The school choir program, led by Ryan Casey, puts on the events every December, creating an old-time atmosphere of joy, festivity and conviviality of the English Renaissance holiday celebrations in the manors and castles. The dinner is presented for three nights, with a seven-course meal served each evening.  

Along with the meal, the students provide theatrical entertainment, storytelling and music.  Casey said more than 150 students and as many parents and community members put in hundreds of hours each year cooking, decorating, serving, performing, promoting and sewing to help put on the shows


Taxes rise by $58

The average homeowner in the City of Stoughton will pay about $58 more in taxes this year than in 2013 despite a state tax cut from the technical school system.

That change is mainly owed to the city’s first increase in property values in six years and a successful school district referendum. As a result, city and school taxes each increased close to $100 this year on the average home.

Tax bills will be mailed late this week, and city residents’ taxes will get an overall drop this year of 57 cents per $1,000 in assessed value, or 2.5 percent. But while that is the biggest cut in a while, its effect is overshadowed by the 4 percent increase in residential property values.


Stoughton police to watch for traffic violations

The Stoughton Police Department aims to improve traffic safety this coming week as part of a statewide effort to reduce traffic deaths.

Stoughton police Sgt. Patrick Frisch said the department will focus on stopping unsafe driving behaviors like drunken driving and driving without seatbelts. 
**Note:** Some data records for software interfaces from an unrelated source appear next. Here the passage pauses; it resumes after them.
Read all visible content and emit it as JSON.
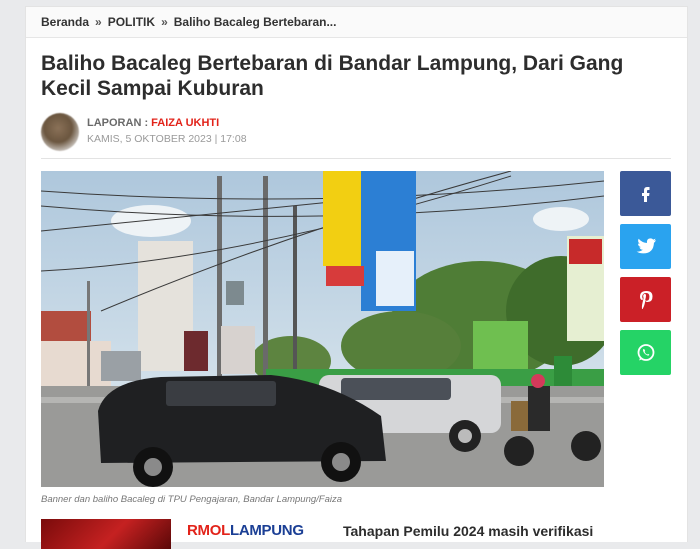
{
  "breadcrumb": {
    "home": "Beranda",
    "separator": "»",
    "category": "POLITIK",
    "current": "Baliho Bacaleg Bertebaran..."
  },
  "article": {
    "title": "Baliho Bacaleg Bertebaran di Bandar Lampung, Dari Gang Kecil Sampai Kuburan",
    "byline_label": "LAPORAN :",
    "author": "FAIZA UKHTI",
    "date": "KAMIS, 5 OKTOBER 2023 | 17:08",
    "caption": "Banner dan baliho Bacaleg di TPU Pengajaran, Bandar Lampung/Faiza"
  },
  "share": {
    "icons": [
      "facebook-icon",
      "twitter-icon",
      "pinterest-icon",
      "whatsapp-icon"
    ],
    "colors": {
      "facebook": "#3b5998",
      "twitter": "#2aa3ef",
      "pinterest": "#cb2027",
      "whatsapp": "#25d366"
    }
  },
  "related": {
    "logo_red": "RMOL",
    "logo_blue": "LAMPUNG",
    "text": "Tahapan Pemilu 2024 masih verifikasi"
  },
  "colors": {
    "accent_red": "#e2231a",
    "brand_blue": "#1b3f95"
  }
}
“To save lives and prevent injuries, we will be out in force – day and night – to crack down on drunken drivers and unbelted motorists,” Frisch said in a news release.  

The enforcement is part of the statewide “Booze and Belts” traffic safety program coordinated by the Wisconsin Department of Transportation. Stoughton will participate from Dec. 12-20. 

Drivers can help prevent traffic fatalities by remembering to buckle up and by avoiding drunken driving situations. 


Park plan heads to council

The city’s five-year Parks and Open Space plan will be up for approval later this month. 

No major changes have been made to the plan due to stagnant residential growth, but the plan is updated every five years to allow the city to apply for state and federal grants.

A public hearing last month drew no comments, parks director Tom Lynch told the Hub. An online survey on the plan also only had half a dozen responses. 

Lynch said the city does a good job of gathering public input earlier in the process, so changes at the last minute are unlikely. 

Earlier this year, the city had roughly 600 responses to a survey that asked about current and future park and open space useage. 


Towns approve budgets

Voters in the townships surrounding Stoughton approved their municipal budgets at public hearings in November.

The mill rate dropped slightly in Pleasant Springs and Rutland, while Dunkirk and Dunn residents will pay slightly more.

Town of Dunkirk

Town of Dunkirk electors approved with no changes the town’s 2014-15 budget at the annual budget hearing Nov. 17. The tax levy will be $549,349 with a mill rate of $2.80 per $1,000 of assessed property value, up slightly from this year’s levy of $538,353 and mill rate of $2.75.

Town of Pleasant Springs